Born this day in 1911, Lindley Armstrong “Spike” Jones isn’t too young to have been in vaudeville (plenty of people started in the business as children). Nevertheless, he wasn’t (in vaudeville, that is). He merits a listing in these annals on account of the vaudevillian spirit he infused his music with, a spirit that inspired musicians of his own generation but also the following one. He really cut his teeth in big bands (he was a percussionist). He seems to have started out fairly seriously, but turned the corner with his 1942 hit “Der Fuehrer’s Face”. This opened the floodgates for hundreds of humorous arrangements of well known songs employing wacky instruments and sound effects, and a stage show that relied on slapstick, including the services of a little person well known to show biz buffs: Billy Barty. The anarchy of Jones’ stage shows and record albums calls to mind that of the Marx Brothers, and the Olsen and Johnson of Hellzapoppin. Emphysema killed him in 1965 — tragically early, so that he was unable to see how his “Anything Goes” approach to music-making inspired the generation of rock groups and comedians who came up during the 60s, notably The Beatles, the Bonzo Dog Doo Dah Band, Frank Zappa, Firesign Theatre and Monty Python….but a thousand others.
As for the film director who was doltish enough to give him the same name: I never call him that. I just call him “The guy who named himself after Spike Jones”. (I kid of course. I actually like Spike Jonez’ movies.

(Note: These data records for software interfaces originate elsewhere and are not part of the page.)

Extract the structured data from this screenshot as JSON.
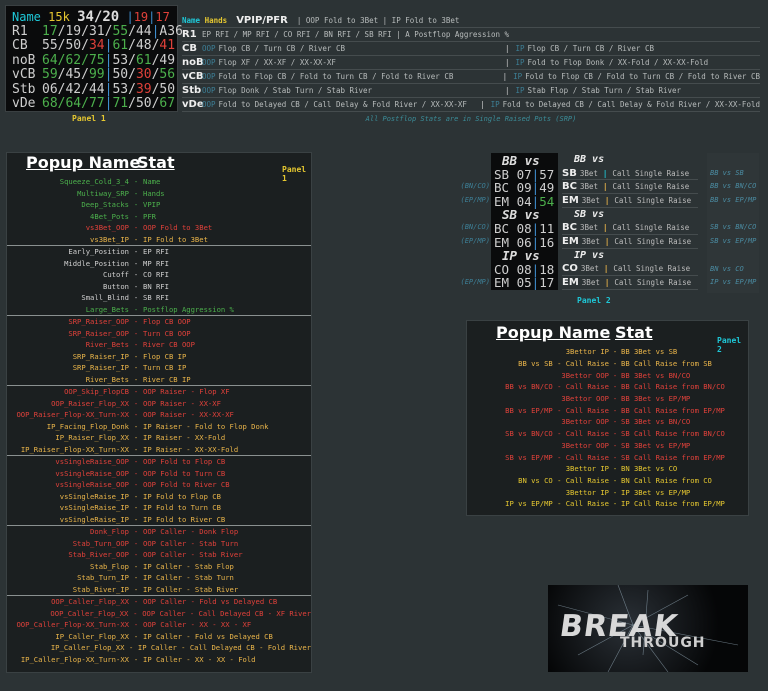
{
  "hud1": {
    "header": {
      "name": "Name",
      "hands": "15k",
      "vpip_pfr": "34/20",
      "f3_oop": "19",
      "f3_ip": "17"
    },
    "rows": [
      {
        "label": "R1",
        "cells": [
          [
            "17",
            "g"
          ],
          [
            "/",
            "w"
          ],
          [
            "19",
            "w"
          ],
          [
            "/",
            "w"
          ],
          [
            "31",
            "w"
          ],
          [
            "/",
            "w"
          ],
          [
            "55",
            "g"
          ],
          [
            "/",
            "w"
          ],
          [
            "44",
            "w"
          ]
        ],
        "tail": "A36"
      },
      {
        "label": "CB",
        "cells": [
          [
            "55",
            "w"
          ],
          [
            "/",
            "w"
          ],
          [
            "50",
            "w"
          ],
          [
            "/",
            "w"
          ],
          [
            "34",
            "r"
          ]
        ],
        "right": [
          [
            "61",
            "g"
          ],
          [
            "/",
            "w"
          ],
          [
            "48",
            "w"
          ],
          [
            "/",
            "w"
          ],
          [
            "41",
            "r"
          ]
        ]
      },
      {
        "label": "noB",
        "cells": [
          [
            "64",
            "g"
          ],
          [
            "/",
            "g"
          ],
          [
            "62",
            "g"
          ],
          [
            "/",
            "g"
          ],
          [
            "75",
            "g"
          ]
        ],
        "right": [
          [
            "53",
            "w"
          ],
          [
            "/",
            "w"
          ],
          [
            "61",
            "g"
          ],
          [
            "/",
            "w"
          ],
          [
            "49",
            "w"
          ]
        ]
      },
      {
        "label": "vCB",
        "cells": [
          [
            "59",
            "g"
          ],
          [
            "/",
            "w"
          ],
          [
            "45",
            "w"
          ],
          [
            "/",
            "w"
          ],
          [
            "99",
            "g"
          ]
        ],
        "right": [
          [
            "50",
            "w"
          ],
          [
            "/",
            "w"
          ],
          [
            "30",
            "r"
          ],
          [
            "/",
            "w"
          ],
          [
            "56",
            "g"
          ]
        ]
      },
      {
        "label": "Stb",
        "cells": [
          [
            "06",
            "w"
          ],
          [
            "/",
            "w"
          ],
          [
            "42",
            "w"
          ],
          [
            "/",
            "w"
          ],
          [
            "44",
            "w"
          ]
        ],
        "right": [
          [
            "53",
            "w"
          ],
          [
            "/",
            "w"
          ],
          [
            "39",
            "r"
          ],
          [
            "/",
            "w"
          ],
          [
            "50",
            "w"
          ]
        ]
      },
      {
        "label": "vDe",
        "cells": [
          [
            "68",
            "g"
          ],
          [
            "/",
            "g"
          ],
          [
            "64",
            "g"
          ],
          [
            "/",
            "g"
          ],
          [
            "77",
            "g"
          ]
        ],
        "right": [
          [
            "71",
            "g"
          ],
          [
            "/",
            "w"
          ],
          [
            "50",
            "w"
          ],
          [
            "/",
            "w"
          ],
          [
            "67",
            "g"
          ]
        ]
      }
    ],
    "panel_label": "Panel 1"
  },
  "legend": {
    "hdr": {
      "name": "Name",
      "hands": "Hands",
      "vpip": "VPIP/PFR",
      "rest": "| OOP Fold to 3Bet  |  IP Fold to 3Bet"
    },
    "r1": {
      "label": "R1",
      "text": "EP RFI / MP RFI / CO RFI / BN RFI / SB RFI   |   A Postflop Aggression %"
    },
    "rows": [
      {
        "label": "CB",
        "oop": "OOP",
        "l": "Flop CB / Turn CB / River CB",
        "ip": "IP",
        "r": "Flop CB / Turn CB / River CB"
      },
      {
        "label": "noB",
        "oop": "OOP",
        "l": "Flop XF / XX-XF / XX-XX-XF",
        "ip": "IP",
        "r": "Fold to Flop Donk / XX-Fold / XX-XX-Fold"
      },
      {
        "label": "vCB",
        "oop": "OOP",
        "l": "Fold to Flop CB / Fold to Turn CB / Fold to River CB",
        "ip": "IP",
        "r": "Fold to Flop CB / Fold to Turn CB / Fold to River CB"
      },
      {
        "label": "Stb",
        "oop": "OOP",
        "l": "Flop Donk / Stab Turn / Stab River",
        "ip": "IP",
        "r": "Stab Flop / Stab Turn / Stab River"
      },
      {
        "label": "vDe",
        "oop": "OOP",
        "l": "Fold to Delayed CB / Call Delay & Fold River / XX-XX-XF",
        "ip": "IP",
        "r": "Fold to Delayed CB / Call Delay & Fold River / XX-XX-Fold"
      }
    ],
    "note": "All Postflop Stats are in Single Raised Pots (SRP)"
  },
  "popup1": {
    "title_name": "Popup Name",
    "title_stat": "Stat",
    "panel": "Panel 1",
    "groups": [
      [
        [
          "Squeeze_Cold_3_4",
          "Name",
          "g"
        ],
        [
          "Multiway_SRP",
          "Hands",
          "g"
        ],
        [
          "Deep_Stacks",
          "VPIP",
          "g"
        ],
        [
          "4Bet_Pots",
          "PFR",
          "g"
        ],
        [
          "vs3Bet_OOP",
          "OOP Fold to 3Bet",
          "r"
        ],
        [
          "vs3Bet_IP",
          "IP Fold to 3Bet",
          "o"
        ]
      ],
      [
        [
          "Early_Position",
          "EP RFI",
          "w"
        ],
        [
          "Middle_Position",
          "MP RFI",
          "w"
        ],
        [
          "Cutoff",
          "CO RFI",
          "w"
        ],
        [
          "Button",
          "BN RFI",
          "w"
        ],
        [
          "Small_Blind",
          "SB RFI",
          "w"
        ],
        [
          "Large_Bets",
          "Postflop Aggression %",
          "g"
        ]
      ],
      [
        [
          "SRP_Raiser_OOP",
          "Flop CB OOP",
          "r"
        ],
        [
          "SRP_Raiser_OOP",
          "Turn CB OOP",
          "r"
        ],
        [
          "River_Bets",
          "River CB OOP",
          "r"
        ],
        [
          "SRP_Raiser_IP",
          "Flop CB IP",
          "o"
        ],
        [
          "SRP_Raiser_IP",
          "Turn CB IP",
          "o"
        ],
        [
          "River_Bets",
          "River CB IP",
          "o"
        ]
      ],
      [
        [
          "OOP_Skip_FlopCB",
          "OOP Raiser - Flop XF",
          "r"
        ],
        [
          "OOP_Raiser_Flop_XX",
          "OOP Raiser - XX-XF",
          "r"
        ],
        [
          "OOP_Raiser_Flop-XX_Turn-XX",
          "OOP Raiser - XX-XX-XF",
          "r"
        ],
        [
          "IP_Facing_Flop_Donk",
          "IP Raiser - Fold to Flop Donk",
          "o"
        ],
        [
          "IP_Raiser_Flop_XX",
          "IP Raiser - XX-Fold",
          "o"
        ],
        [
          "IP_Raiser_Flop-XX_Turn-XX",
          "IP Raiser - XX-XX-Fold",
          "o"
        ]
      ],
      [
        [
          "vsSingleRaise_OOP",
          "OOP Fold to Flop CB",
          "r"
        ],
        [
          "vsSingleRaise_OOP",
          "OOP Fold to Turn CB",
          "r"
        ],
        [
          "vsSingleRaise_OOP",
          "OOP Fold to River CB",
          "r"
        ],
        [
          "vsSingleRaise_IP",
          "IP Fold to Flop CB",
          "o"
        ],
        [
          "vsSingleRaise_IP",
          "IP Fold to Turn CB",
          "o"
        ],
        [
          "vsSingleRaise_IP",
          "IP Fold to River CB",
          "o"
        ]
      ],
      [
        [
          "Donk_Flop",
          "OOP Caller - Donk Flop",
          "r"
        ],
        [
          "Stab_Turn_OOP",
          "OOP Caller - Stab Turn",
          "r"
        ],
        [
          "Stab_River_OOP",
          "OOP Caller - Stab River",
          "r"
        ],
        [
          "Stab_Flop",
          "IP Caller - Stab Flop",
          "o"
        ],
        [
          "Stab_Turn_IP",
          "IP Caller - Stab Turn",
          "o"
        ],
        [
          "Stab_River_IP",
          "IP Caller - Stab River",
          "o"
        ]
      ],
      [
        [
          "OOP_Caller_Flop_XX",
          "OOP Caller - Fold vs Delayed CB",
          "r"
        ],
        [
          "OOP_Caller_Flop_XX",
          "OOP Caller - Call Delayed CB - XF River",
          "r"
        ],
        [
          "OOP_Caller_Flop-XX_Turn-XX",
          "OOP Caller - XX - XX - XF",
          "r"
        ],
        [
          "IP_Caller_Flop_XX",
          "IP Caller - Fold vs Delayed CB",
          "o"
        ],
        [
          "IP_Caller_Flop_XX",
          "IP Caller - Call Delayed CB - Fold River",
          "o"
        ],
        [
          "IP_Caller_Flop-XX_Turn-XX",
          "IP Caller - XX - XX - Fold",
          "o"
        ]
      ]
    ]
  },
  "hud2": {
    "items": [
      {
        "type": "h",
        "text": "BB vs",
        "legend": "BB vs"
      },
      {
        "pos": "SB",
        "a": "07",
        "b": "57",
        "bc": "w",
        "side": "",
        "text": "3Bet",
        "sepc": "c",
        "call": "Call Single Raise",
        "right": "BB vs SB"
      },
      {
        "pos": "BC",
        "a": "09",
        "b": "49",
        "bc": "w",
        "side": "(BN/CO)",
        "text": "3Bet",
        "sepc": "o",
        "call": "Call Single Raise",
        "right": "BB vs BN/CO"
      },
      {
        "pos": "EM",
        "a": "04",
        "b": "54",
        "bc": "g",
        "side": "(EP/MP)",
        "text": "3Bet",
        "sepc": "o",
        "call": "Call Single Raise",
        "right": "BB vs EP/MP"
      },
      {
        "type": "h",
        "text": "SB vs",
        "legend": "SB vs"
      },
      {
        "pos": "BC",
        "a": "08",
        "b": "11",
        "bc": "w",
        "side": "(BN/CO)",
        "text": "3Bet",
        "sepc": "o",
        "call": "Call Single Raise",
        "right": "SB vs BN/CO"
      },
      {
        "pos": "EM",
        "a": "06",
        "b": "16",
        "bc": "w",
        "side": "(EP/MP)",
        "text": "3Bet",
        "sepc": "o",
        "call": "Call Single Raise",
        "right": "SB vs EP/MP"
      },
      {
        "type": "h",
        "text": "IP vs",
        "legend": "IP vs"
      },
      {
        "pos": "CO",
        "a": "08",
        "b": "18",
        "bc": "w",
        "side": "",
        "text": "3Bet",
        "sepc": "o",
        "call": "Call Single Raise",
        "right": "BN vs CO"
      },
      {
        "pos": "EM",
        "a": "05",
        "b": "17",
        "bc": "w",
        "side": "(EP/MP)",
        "text": "3Bet",
        "sepc": "o",
        "call": "Call Single Raise",
        "right": "IP vs EP/MP"
      }
    ],
    "panel_label": "Panel 2"
  },
  "popup2": {
    "title_name": "Popup Name",
    "title_stat": "Stat",
    "panel": "Panel 2",
    "rows": [
      [
        "3Bettor IP",
        "BB 3Bet vs SB",
        "o"
      ],
      [
        "BB vs SB - Call Raise",
        "BB Call Raise from SB",
        "o"
      ],
      [
        "3Bettor OOP",
        "BB 3Bet vs BN/CO",
        "r"
      ],
      [
        "BB vs BN/CO - Call Raise",
        "BB Call Raise from BN/CO",
        "r"
      ],
      [
        "3Bettor OOP",
        "BB 3Bet vs EP/MP",
        "r"
      ],
      [
        "BB vs EP/MP - Call Raise",
        "BB Call Raise from EP/MP",
        "r"
      ],
      [
        "3Bettor OOP",
        "SB 3Bet vs BN/CO",
        "r"
      ],
      [
        "SB vs BN/CO - Call Raise",
        "SB Call Raise from BN/CO",
        "r"
      ],
      [
        "3Bettor OOP",
        "SB 3Bet vs EP/MP",
        "r"
      ],
      [
        "SB vs EP/MP - Call Raise",
        "SB Call Raise from EP/MP",
        "r"
      ],
      [
        "3Bettor IP",
        "BN 3Bet vs CO",
        "y"
      ],
      [
        "BN vs CO - Call Raise",
        "BN Call Raise from CO",
        "y"
      ],
      [
        "3Bettor IP",
        "IP 3Bet vs EP/MP",
        "y"
      ],
      [
        "IP vs EP/MP - Call Raise",
        "IP Call Raise from EP/MP",
        "y"
      ]
    ]
  },
  "logo": {
    "line1": "BREAK",
    "line2": "THROUGH"
  }
}
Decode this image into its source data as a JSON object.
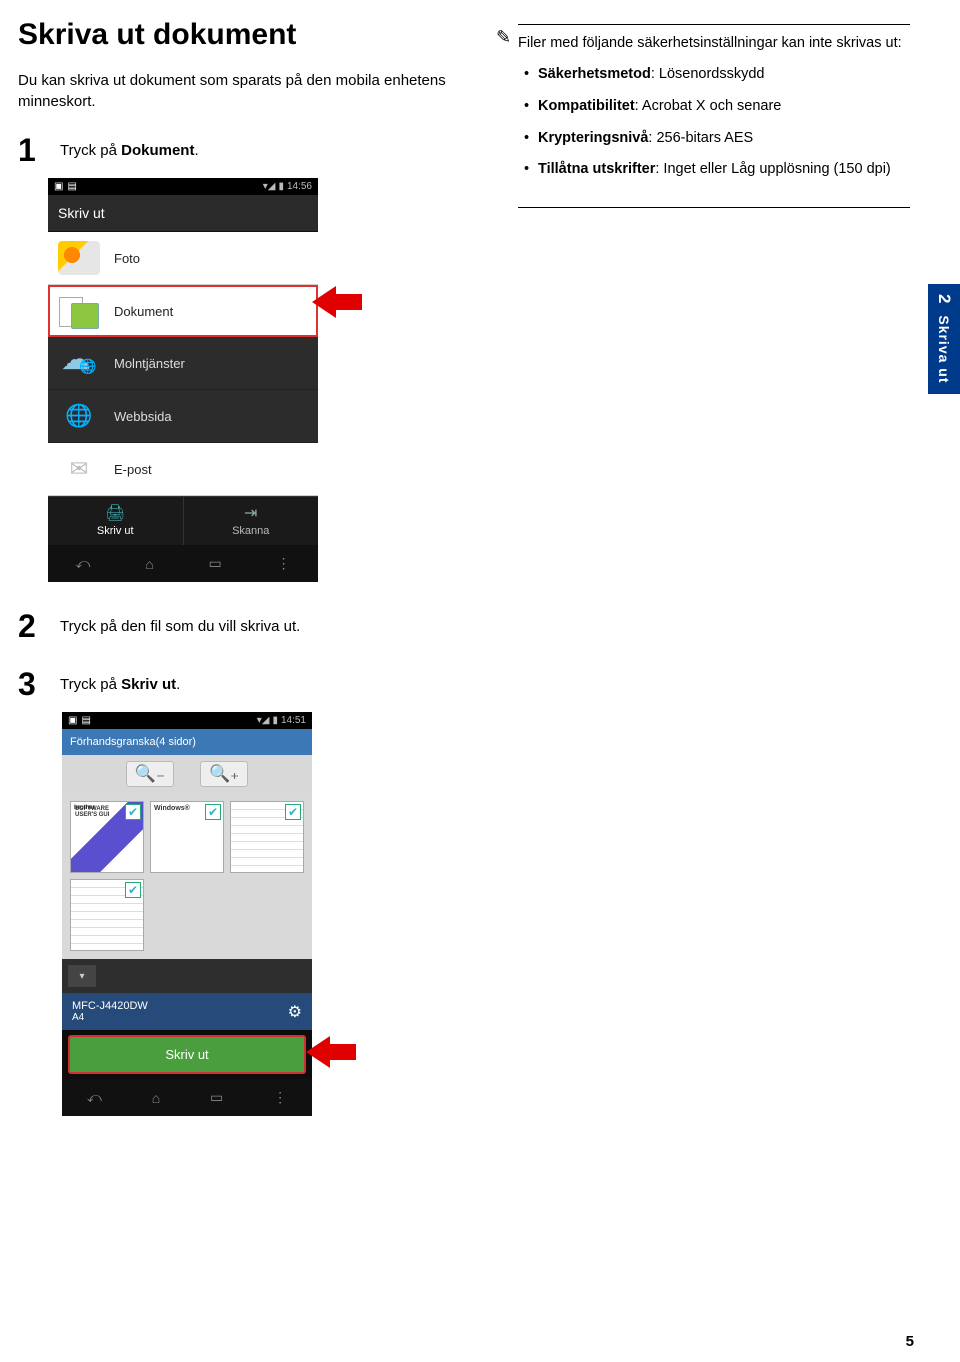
{
  "header": {
    "title": "Skriva ut dokument"
  },
  "intro": "Du kan skriva ut dokument som sparats på den mobila enhetens minneskort.",
  "steps": {
    "s1": {
      "num": "1",
      "text_pre": "Tryck på ",
      "text_bold": "Dokument",
      "text_post": "."
    },
    "s2": {
      "num": "2",
      "text_pre": "Tryck på den fil som du vill skriva ut."
    },
    "s3": {
      "num": "3",
      "text_pre": "Tryck på ",
      "text_bold": "Skriv ut",
      "text_post": "."
    }
  },
  "note": {
    "heading": "Filer med följande säkerhetsinställningar kan inte skrivas ut:",
    "items": {
      "a_pre": "Säkerhetsmetod",
      "a_post": ": Lösenordsskydd",
      "b_pre": "Kompatibilitet",
      "b_post": ": Acrobat X och senare",
      "c_pre": "Krypteringsnivå",
      "c_post": ": 256-bitars AES",
      "d_pre": "Tillåtna utskrifter",
      "d_post": ": Inget eller Låg upplösning (150 dpi)"
    }
  },
  "sidetab": {
    "num": "2",
    "label": "Skriva ut"
  },
  "pagenum": "5",
  "phone1": {
    "time": "14:56",
    "title": "Skriv ut",
    "items": {
      "foto": "Foto",
      "dokument": "Dokument",
      "moln": "Molntjänster",
      "webb": "Webbsida",
      "epost": "E-post"
    },
    "tab_print": "Skriv ut",
    "tab_scan": "Skanna"
  },
  "phone2": {
    "time": "14:51",
    "header": "Förhandsgranska(4 sidor)",
    "device": "MFC-J4420DW",
    "paper": "A4",
    "print_btn": "Skriv ut"
  }
}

But I wish he’d picked a better name).
And now the tune that started it all:
To find out more about these variety artists and the history of vaudeville, consult No Applause, Just Throw Money: The Book That Made Vaudeville Famous, available at Amazon, Barnes and Noble, and wherever nutty books are sold.
And don’t miss my new book Chain of Fools: Silent Comedy and Its Legacies from Nickelodeons to Youtube, just released by Bear Manor Media, also available from amazon.com etc etc etc